The majority of homes ignite in wildfires due to embers and small flames, according to research on home destruction vs. home survival in wildfires. Embers, which are flaming fragments of flying wood and/or plants that can travel over a mile in the wind, can start spot fires and ignite dwellings, debris, and other things.
There are ways for homeowners to prepare their homes to withstand ember attacks and reduce the chances of flames or surface fires impacting the structure or any attachments. Homes ignite due to the state of the home and everything around it, up to 200' from the foundation, according to experiments, models, and post-fire studies. The Home Ignition Zone is what it's called (HIZ).
Following some groundbreaking experimental studies on how dwellings burn due to the impacts of radiant heat, retired USDA Forest Service fire scientist Jack Cohen created the concept of the home ignition zone in the late 1990s. There are three zones in the HIZ. Immediate, Intermediate, and Extended ignition zones.
Learn more about how wildfires spread and ignite home in the National Fire Protection Association's online course Understanding the Wildfire Threat to Homes. An overview of fire history, fire basics, and how homes burn.
NFPA fact sheets:
Devastating wildfires rage across the United States every year. Simultaneously, an increasing number of people are living in areas where wildfires constitute a genuine threat. While fires will continue to occur, there are steps you can do to protect your house, neighborhood, and family from harm.
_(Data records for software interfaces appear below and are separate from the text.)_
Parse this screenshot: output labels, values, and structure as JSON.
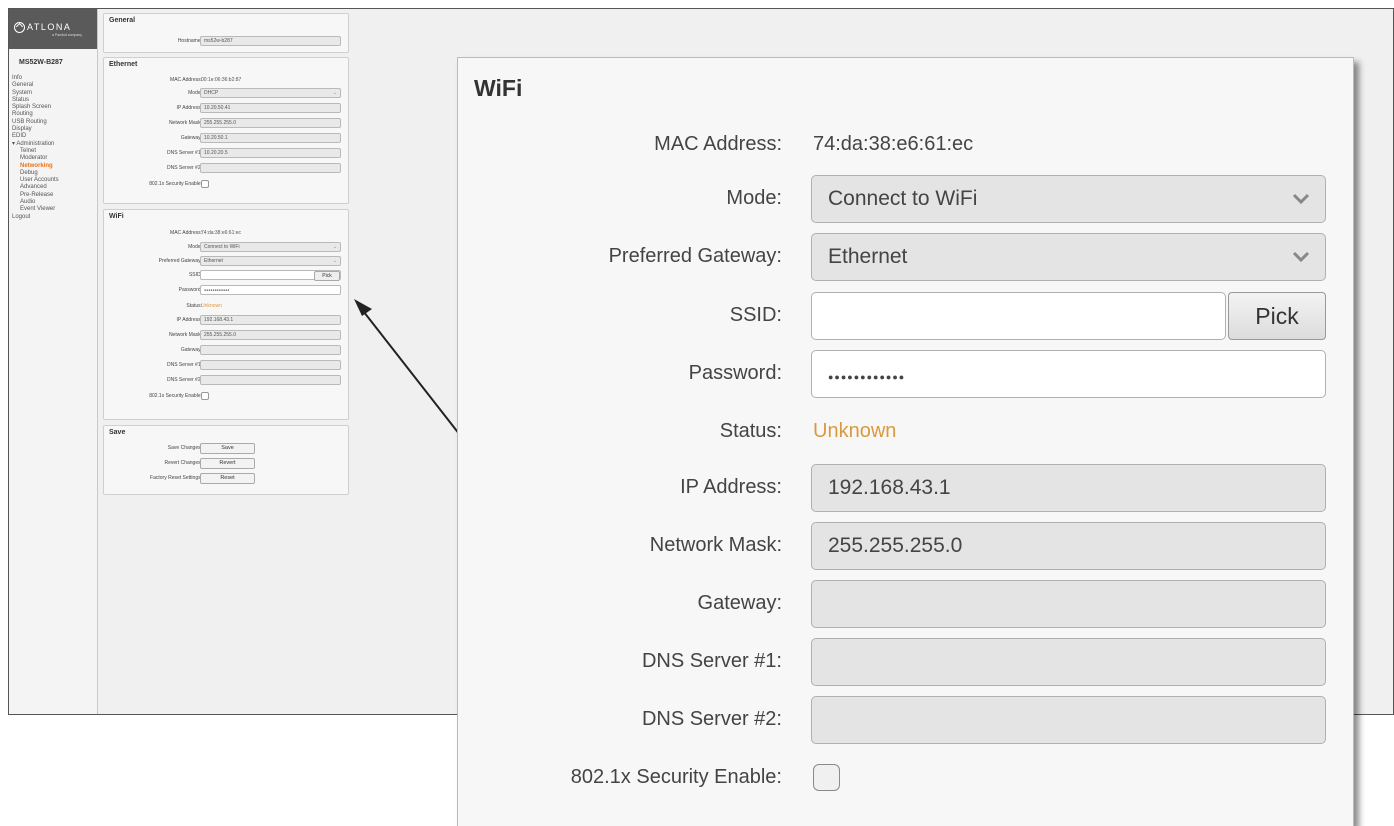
{
  "sidebar": {
    "logo_text": "ATLONA",
    "logo_sub": "a Panduit company",
    "device": "MS52W-B287",
    "items": [
      {
        "label": "Info",
        "sub": false,
        "active": false
      },
      {
        "label": "General",
        "sub": false,
        "active": false
      },
      {
        "label": "System",
        "sub": false,
        "active": false
      },
      {
        "label": "Status",
        "sub": false,
        "active": false
      },
      {
        "label": "Splash Screen",
        "sub": false,
        "active": false
      },
      {
        "label": "Routing",
        "sub": false,
        "active": false
      },
      {
        "label": "USB Routing",
        "sub": false,
        "active": false
      },
      {
        "label": "Display",
        "sub": false,
        "active": false
      },
      {
        "label": "EDID",
        "sub": false,
        "active": false
      },
      {
        "label": "▾ Administration",
        "sub": false,
        "active": false
      },
      {
        "label": "Telnet",
        "sub": true,
        "active": false
      },
      {
        "label": "Moderator",
        "sub": true,
        "active": false
      },
      {
        "label": "Networking",
        "sub": true,
        "active": true
      },
      {
        "label": "Debug",
        "sub": true,
        "active": false
      },
      {
        "label": "User Accounts",
        "sub": true,
        "active": false
      },
      {
        "label": "Advanced",
        "sub": true,
        "active": false
      },
      {
        "label": "Pre-Release",
        "sub": true,
        "active": false
      },
      {
        "label": "Audio",
        "sub": true,
        "active": false
      },
      {
        "label": "Event Viewer",
        "sub": true,
        "active": false
      },
      {
        "label": "Logout",
        "sub": false,
        "active": false
      }
    ]
  },
  "general": {
    "title": "General",
    "hostname_label": "Hostname:",
    "hostname_value": "ms52w-b287"
  },
  "ethernet": {
    "title": "Ethernet",
    "mac_label": "MAC Address:",
    "mac_value": "00:1e:06:36:b2:87",
    "mode_label": "Mode:",
    "mode_value": "DHCP",
    "ip_label": "IP Address:",
    "ip_value": "10.20.50.41",
    "mask_label": "Network Mask:",
    "mask_value": "255.255.255.0",
    "gateway_label": "Gateway:",
    "gateway_value": "10.20.50.1",
    "dns1_label": "DNS Server #1:",
    "dns1_value": "10.20.20.5",
    "dns2_label": "DNS Server #2:",
    "dns2_value": "",
    "security_label": "802.1x Security Enable:"
  },
  "wifi": {
    "title": "WiFi",
    "mac_label": "MAC Address:",
    "mac_value": "74:da:38:e6:61:ec",
    "mode_label": "Mode:",
    "mode_value": "Connect to WiFi",
    "gw_pref_label": "Preferred Gateway:",
    "gw_pref_value": "Ethernet",
    "ssid_label": "SSID:",
    "ssid_value": "",
    "pick_label": "Pick",
    "password_label": "Password:",
    "password_value": "●●●●●●●●●●●●",
    "status_label": "Status:",
    "status_value": "Unknown",
    "ip_label": "IP Address:",
    "ip_value": "192.168.43.1",
    "mask_label": "Network Mask:",
    "mask_value": "255.255.255.0",
    "gateway_label": "Gateway:",
    "gateway_value": "",
    "dns1_label": "DNS Server #1:",
    "dns1_value": "",
    "dns2_label": "DNS Server #2:",
    "dns2_value": "",
    "security_label": "802.1x Security Enable:"
  },
  "save": {
    "title": "Save",
    "save_label": "Save Changes:",
    "save_button": "Save",
    "revert_label": "Revert Changes:",
    "revert_button": "Revert",
    "reset_label": "Factory Reset Settings:",
    "reset_button": "Reset"
  },
  "colors": {
    "status_unknown": "#d99a3f",
    "nav_active": "#e8731a",
    "logo_bar": "#5a5a5a"
  }
}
Be prepared with resources from the Firewise USA® program!
Locally, both Dos Griegos Subdivision (2014) and Wind Canyon Subdivisions (2014) are recognized, and in good standing as of March 24, 2022 by the Firewise USA® program.